Content starts

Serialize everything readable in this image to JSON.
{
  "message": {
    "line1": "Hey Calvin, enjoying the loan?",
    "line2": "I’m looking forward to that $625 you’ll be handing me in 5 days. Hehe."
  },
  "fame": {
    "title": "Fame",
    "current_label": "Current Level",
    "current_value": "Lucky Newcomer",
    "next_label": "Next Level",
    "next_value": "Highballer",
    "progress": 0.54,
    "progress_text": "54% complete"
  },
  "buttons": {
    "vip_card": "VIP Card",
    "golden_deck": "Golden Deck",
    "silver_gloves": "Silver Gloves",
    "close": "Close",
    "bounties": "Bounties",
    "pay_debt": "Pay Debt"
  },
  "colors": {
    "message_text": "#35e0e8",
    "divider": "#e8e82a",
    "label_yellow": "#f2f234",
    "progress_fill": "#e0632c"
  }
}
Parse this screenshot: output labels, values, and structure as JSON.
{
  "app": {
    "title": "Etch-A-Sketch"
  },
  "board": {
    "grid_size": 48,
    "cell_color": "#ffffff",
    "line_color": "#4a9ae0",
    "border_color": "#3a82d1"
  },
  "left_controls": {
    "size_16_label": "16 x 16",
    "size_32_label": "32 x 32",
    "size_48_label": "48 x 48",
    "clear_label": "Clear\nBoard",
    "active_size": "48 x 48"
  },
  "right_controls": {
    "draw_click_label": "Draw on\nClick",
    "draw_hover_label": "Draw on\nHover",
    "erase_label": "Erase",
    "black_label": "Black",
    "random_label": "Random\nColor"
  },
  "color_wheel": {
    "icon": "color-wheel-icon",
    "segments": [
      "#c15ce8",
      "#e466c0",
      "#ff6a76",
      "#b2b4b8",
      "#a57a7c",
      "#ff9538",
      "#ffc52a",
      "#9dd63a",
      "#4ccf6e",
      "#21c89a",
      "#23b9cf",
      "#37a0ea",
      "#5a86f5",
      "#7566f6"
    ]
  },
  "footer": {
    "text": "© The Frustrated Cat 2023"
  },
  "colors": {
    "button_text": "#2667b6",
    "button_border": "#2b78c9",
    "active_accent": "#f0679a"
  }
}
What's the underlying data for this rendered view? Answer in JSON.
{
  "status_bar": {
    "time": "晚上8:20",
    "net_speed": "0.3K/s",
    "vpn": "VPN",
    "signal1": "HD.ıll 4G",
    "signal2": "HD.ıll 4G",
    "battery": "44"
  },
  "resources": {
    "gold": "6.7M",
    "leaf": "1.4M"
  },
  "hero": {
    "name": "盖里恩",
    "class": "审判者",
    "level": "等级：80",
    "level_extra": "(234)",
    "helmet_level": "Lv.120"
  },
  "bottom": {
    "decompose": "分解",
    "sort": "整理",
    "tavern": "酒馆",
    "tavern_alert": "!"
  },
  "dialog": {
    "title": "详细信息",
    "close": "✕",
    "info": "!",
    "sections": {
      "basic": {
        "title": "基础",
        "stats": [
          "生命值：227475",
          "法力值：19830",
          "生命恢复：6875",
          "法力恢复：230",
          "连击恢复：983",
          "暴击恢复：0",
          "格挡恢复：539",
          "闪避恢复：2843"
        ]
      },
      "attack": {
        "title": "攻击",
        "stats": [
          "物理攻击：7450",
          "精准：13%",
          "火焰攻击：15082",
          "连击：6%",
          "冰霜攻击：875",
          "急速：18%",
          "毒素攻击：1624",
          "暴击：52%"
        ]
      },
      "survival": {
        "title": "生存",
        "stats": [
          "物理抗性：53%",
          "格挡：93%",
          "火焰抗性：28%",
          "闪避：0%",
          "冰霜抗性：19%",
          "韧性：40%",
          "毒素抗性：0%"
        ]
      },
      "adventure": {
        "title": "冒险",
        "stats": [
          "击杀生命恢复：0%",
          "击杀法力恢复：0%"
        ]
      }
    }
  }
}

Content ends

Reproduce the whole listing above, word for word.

#### [Response area]
Serialize everything readable in this image to JSON.
{
  "message": {
    "line1": "Hey Calvin, enjoying the loan?",
    "line2": "I’m looking forward to that $625 you’ll be handing me in 5 days. Hehe."
  },
  "fame": {
    "title": "Fame",
    "current_label": "Current Level",
    "current_value": "Lucky Newcomer",
    "next_label": "Next Level",
    "next_value": "Highballer",
    "progress": 0.54,
    "progress_text": "54% complete"
  },
  "buttons": {
    "vip_card": "VIP Card",
    "golden_deck": "Golden Deck",
    "silver_gloves": "Silver Gloves",
    "close": "Close",
    "bounties": "Bounties",
    "pay_debt": "Pay Debt"
  },
  "colors": {
    "message_text": "#35e0e8",
    "divider": "#e8e82a",
    "label_yellow": "#f2f234",
    "progress_fill": "#e0632c"
  }
}
Parse this screenshot: output labels, values, and structure as JSON.
{
  "app": {
    "title": "Etch-A-Sketch"
  },
  "board": {
    "grid_size": 48,
    "cell_color": "#ffffff",
    "line_color": "#4a9ae0",
    "border_color": "#3a82d1"
  },
  "left_controls": {
    "size_16_label": "16 x 16",
    "size_32_label": "32 x 32",
    "size_48_label": "48 x 48",
    "clear_label": "Clear\nBoard",
    "active_size": "48 x 48"
  },
  "right_controls": {
    "draw_click_label": "Draw on\nClick",
    "draw_hover_label": "Draw on\nHover",
    "erase_label": "Erase",
    "black_label": "Black",
    "random_label": "Random\nColor"
  },
  "color_wheel": {
    "icon": "color-wheel-icon",
    "segments": [
      "#c15ce8",
      "#e466c0",
      "#ff6a76",
      "#b2b4b8",
      "#a57a7c",
      "#ff9538",
      "#ffc52a",
      "#9dd63a",
      "#4ccf6e",
      "#21c89a",
      "#23b9cf",
      "#37a0ea",
      "#5a86f5",
      "#7566f6"
    ]
  },
  "footer": {
    "text": "© The Frustrated Cat 2023"
  },
  "colors": {
    "button_text": "#2667b6",
    "button_border": "#2b78c9",
    "active_accent": "#f0679a"
  }
}
What's the underlying data for this rendered view? Answer in JSON.
{
  "status_bar": {
    "time": "晚上8:20",
    "net_speed": "0.3K/s",
    "vpn": "VPN",
    "signal1": "HD.ıll 4G",
    "signal2": "HD.ıll 4G",
    "battery": "44"
  },
  "resources": {
    "gold": "6.7M",
    "leaf": "1.4M"
  },
  "hero": {
    "name": "盖里恩",
    "class": "审判者",
    "level": "等级：80",
    "level_extra": "(234)",
    "helmet_level": "Lv.120"
  },
  "bottom": {
    "decompose": "分解",
    "sort": "整理",
    "tavern": "酒馆",
    "tavern_alert": "!"
  },
  "dialog": {
    "title": "详细信息",
    "close": "✕",
    "info": "!",
    "sections": {
      "basic": {
        "title": "基础",
        "stats": [
          "生命值：227475",
          "法力值：19830",
          "生命恢复：6875",
          "法力恢复：230",
          "连击恢复：983",
          "暴击恢复：0",
          "格挡恢复：539",
          "闪避恢复：2843"
        ]
      },
      "attack": {
        "title": "攻击",
        "stats": [
          "物理攻击：7450",
          "精准：13%",
          "火焰攻击：15082",
          "连击：6%",
          "冰霜攻击：875",
          "急速：18%",
          "毒素攻击：1624",
          "暴击：52%"
        ]
      },
      "survival": {
        "title": "生存",
        "stats": [
          "物理抗性：53%",
          "格挡：93%",
          "火焰抗性：28%",
          "闪避：0%",
          "冰霜抗性：19%",
          "韧性：40%",
          "毒素抗性：0%"
        ]
      },
      "adventure": {
        "title": "冒险",
        "stats": [
          "击杀生命恢复：0%",
          "击杀法力恢复：0%"
        ]
      }
    }
  }
}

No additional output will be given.